■ **WHAT NEEDS TO BE DONE**:
Within the material below, tally every line that holds the word "date", then give the tally and nothing more.

■ **RECORDS FOR THE TASK**:
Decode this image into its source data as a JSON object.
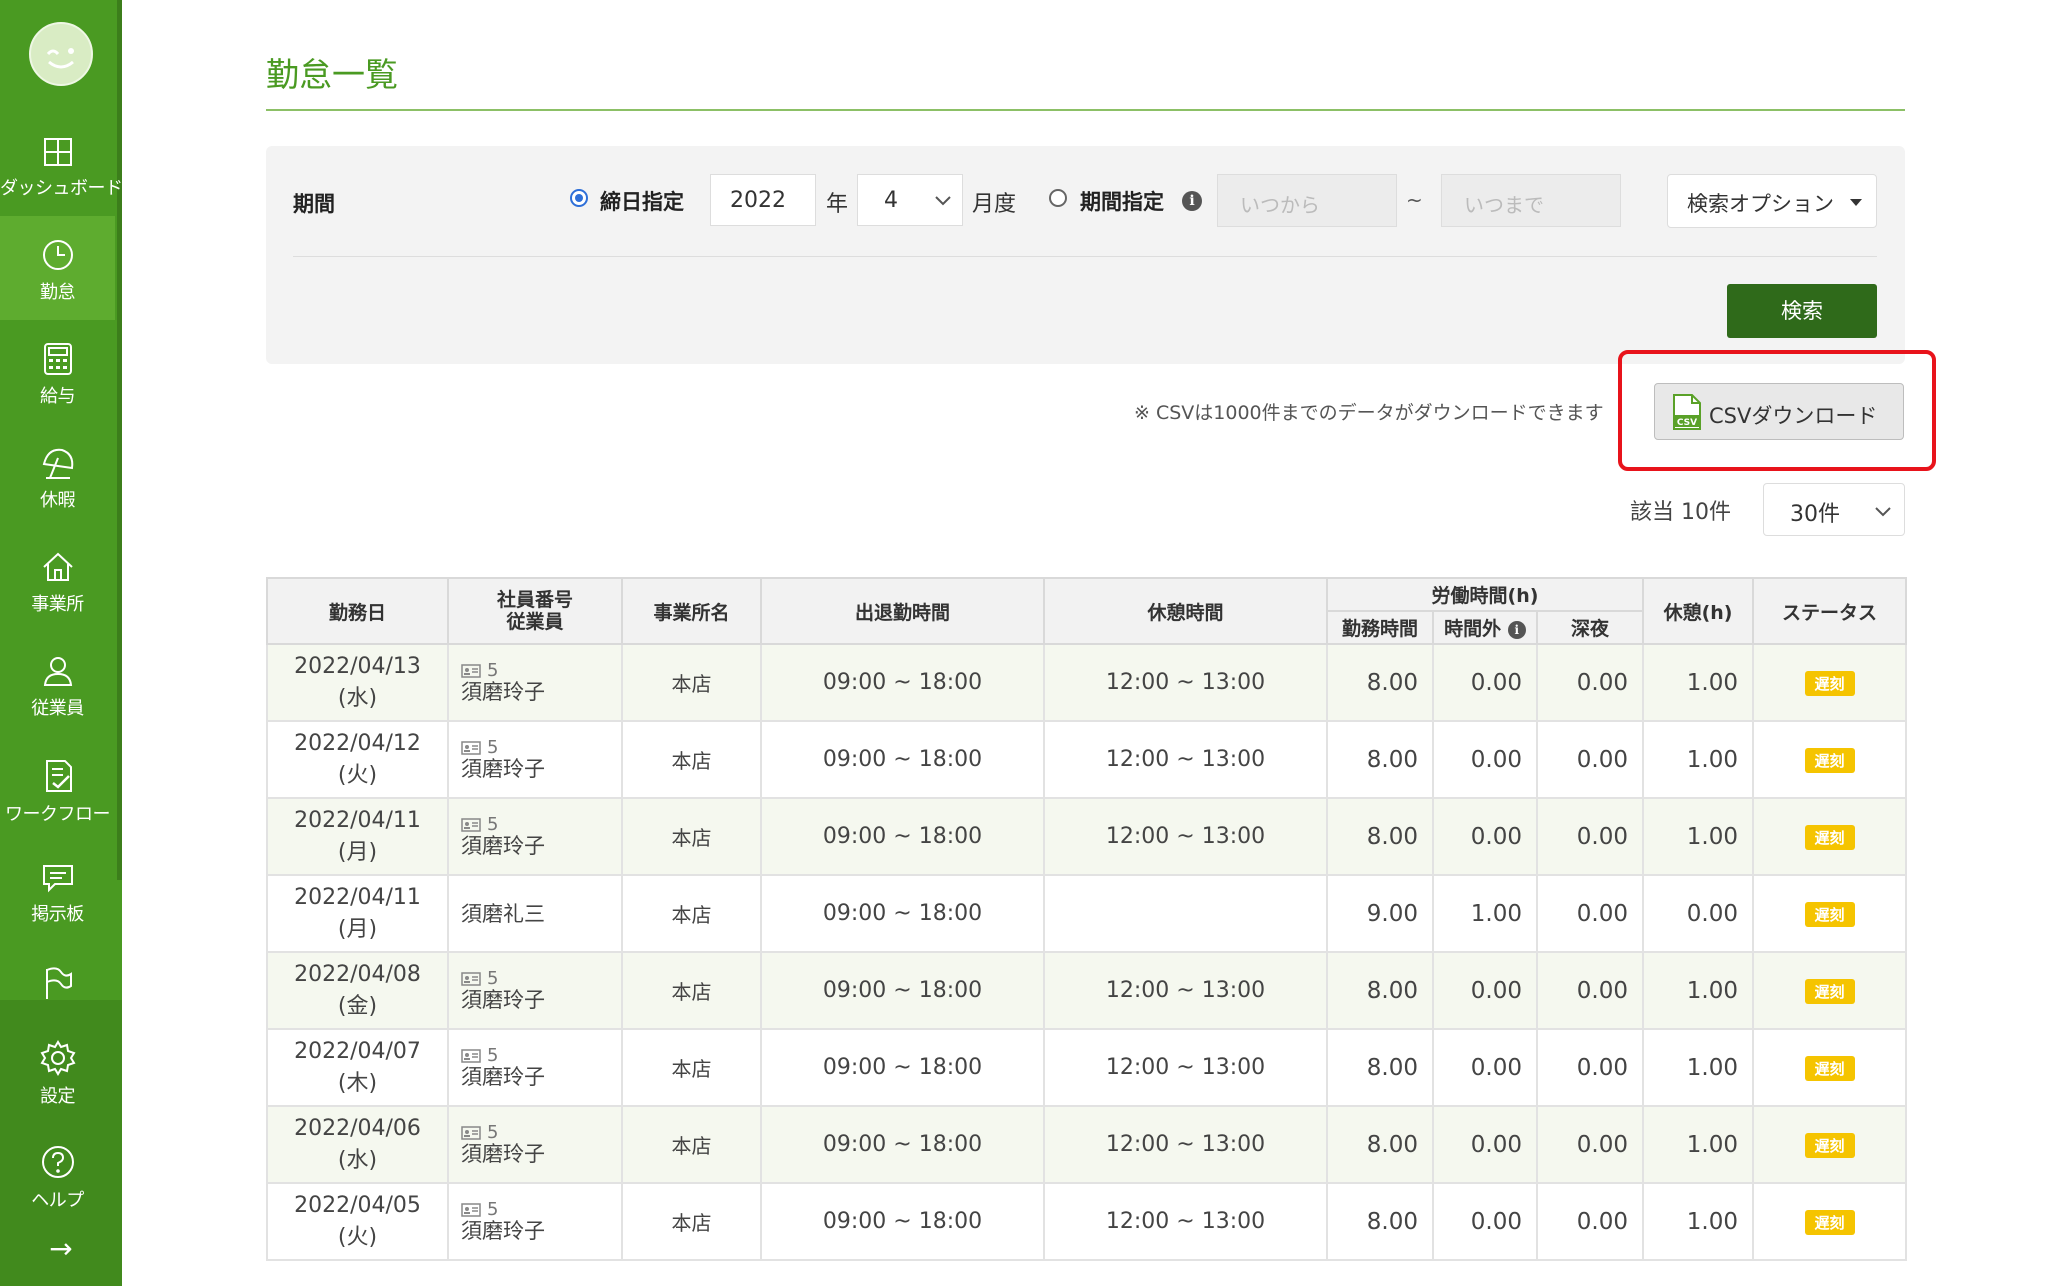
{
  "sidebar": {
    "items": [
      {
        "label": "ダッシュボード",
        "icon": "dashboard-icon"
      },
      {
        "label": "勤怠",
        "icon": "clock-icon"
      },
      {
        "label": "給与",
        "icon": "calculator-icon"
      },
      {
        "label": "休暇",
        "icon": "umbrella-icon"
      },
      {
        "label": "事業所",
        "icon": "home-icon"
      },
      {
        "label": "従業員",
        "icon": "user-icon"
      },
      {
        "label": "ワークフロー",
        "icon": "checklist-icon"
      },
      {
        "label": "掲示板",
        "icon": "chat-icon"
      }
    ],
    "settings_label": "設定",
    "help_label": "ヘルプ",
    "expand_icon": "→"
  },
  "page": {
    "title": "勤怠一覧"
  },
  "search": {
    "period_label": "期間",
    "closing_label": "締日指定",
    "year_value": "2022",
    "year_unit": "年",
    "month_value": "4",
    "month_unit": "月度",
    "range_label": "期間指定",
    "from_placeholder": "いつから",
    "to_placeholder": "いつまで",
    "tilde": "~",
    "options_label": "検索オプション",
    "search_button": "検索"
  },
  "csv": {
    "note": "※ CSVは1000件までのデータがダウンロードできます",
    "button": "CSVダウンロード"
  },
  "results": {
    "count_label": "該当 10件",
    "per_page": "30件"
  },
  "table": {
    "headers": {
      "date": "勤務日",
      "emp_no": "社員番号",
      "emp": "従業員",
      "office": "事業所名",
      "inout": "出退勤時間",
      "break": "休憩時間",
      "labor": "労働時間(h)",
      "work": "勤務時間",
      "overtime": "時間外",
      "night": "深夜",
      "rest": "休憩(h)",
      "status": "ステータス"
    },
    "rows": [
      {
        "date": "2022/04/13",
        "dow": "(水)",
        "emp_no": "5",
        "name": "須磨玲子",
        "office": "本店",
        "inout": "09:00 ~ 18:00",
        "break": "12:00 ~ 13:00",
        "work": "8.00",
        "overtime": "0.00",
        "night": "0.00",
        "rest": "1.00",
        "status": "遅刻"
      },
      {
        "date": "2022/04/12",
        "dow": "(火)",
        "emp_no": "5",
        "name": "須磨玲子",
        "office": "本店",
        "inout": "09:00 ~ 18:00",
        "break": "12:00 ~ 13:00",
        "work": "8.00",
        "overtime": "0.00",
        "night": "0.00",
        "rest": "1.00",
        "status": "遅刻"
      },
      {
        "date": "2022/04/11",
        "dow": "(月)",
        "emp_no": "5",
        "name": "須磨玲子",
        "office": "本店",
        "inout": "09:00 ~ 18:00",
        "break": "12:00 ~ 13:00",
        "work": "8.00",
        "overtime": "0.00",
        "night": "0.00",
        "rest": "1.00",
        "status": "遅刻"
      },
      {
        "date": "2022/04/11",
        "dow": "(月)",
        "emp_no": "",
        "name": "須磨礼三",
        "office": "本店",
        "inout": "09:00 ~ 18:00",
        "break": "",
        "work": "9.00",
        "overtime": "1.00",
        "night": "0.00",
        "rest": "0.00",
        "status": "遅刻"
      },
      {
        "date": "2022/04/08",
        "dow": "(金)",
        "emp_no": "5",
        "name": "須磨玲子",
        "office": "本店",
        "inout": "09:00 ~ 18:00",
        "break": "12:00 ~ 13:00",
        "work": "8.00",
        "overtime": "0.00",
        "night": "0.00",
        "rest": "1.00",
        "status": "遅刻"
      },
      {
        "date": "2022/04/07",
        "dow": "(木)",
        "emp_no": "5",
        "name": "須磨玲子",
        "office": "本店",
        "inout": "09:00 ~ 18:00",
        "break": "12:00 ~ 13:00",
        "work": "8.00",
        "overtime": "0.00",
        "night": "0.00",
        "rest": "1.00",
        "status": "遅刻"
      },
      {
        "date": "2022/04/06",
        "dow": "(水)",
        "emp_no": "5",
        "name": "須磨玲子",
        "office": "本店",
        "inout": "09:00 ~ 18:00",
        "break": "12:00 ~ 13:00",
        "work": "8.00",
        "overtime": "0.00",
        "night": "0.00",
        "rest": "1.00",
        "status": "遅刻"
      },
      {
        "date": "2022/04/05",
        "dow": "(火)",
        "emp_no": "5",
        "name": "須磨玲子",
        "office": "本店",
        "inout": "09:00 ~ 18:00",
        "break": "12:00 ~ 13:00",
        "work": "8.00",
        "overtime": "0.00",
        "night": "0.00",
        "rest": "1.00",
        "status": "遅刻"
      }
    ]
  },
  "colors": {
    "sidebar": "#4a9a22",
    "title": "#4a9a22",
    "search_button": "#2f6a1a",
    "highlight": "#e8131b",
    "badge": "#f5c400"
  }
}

■ **SOLUTION**:
9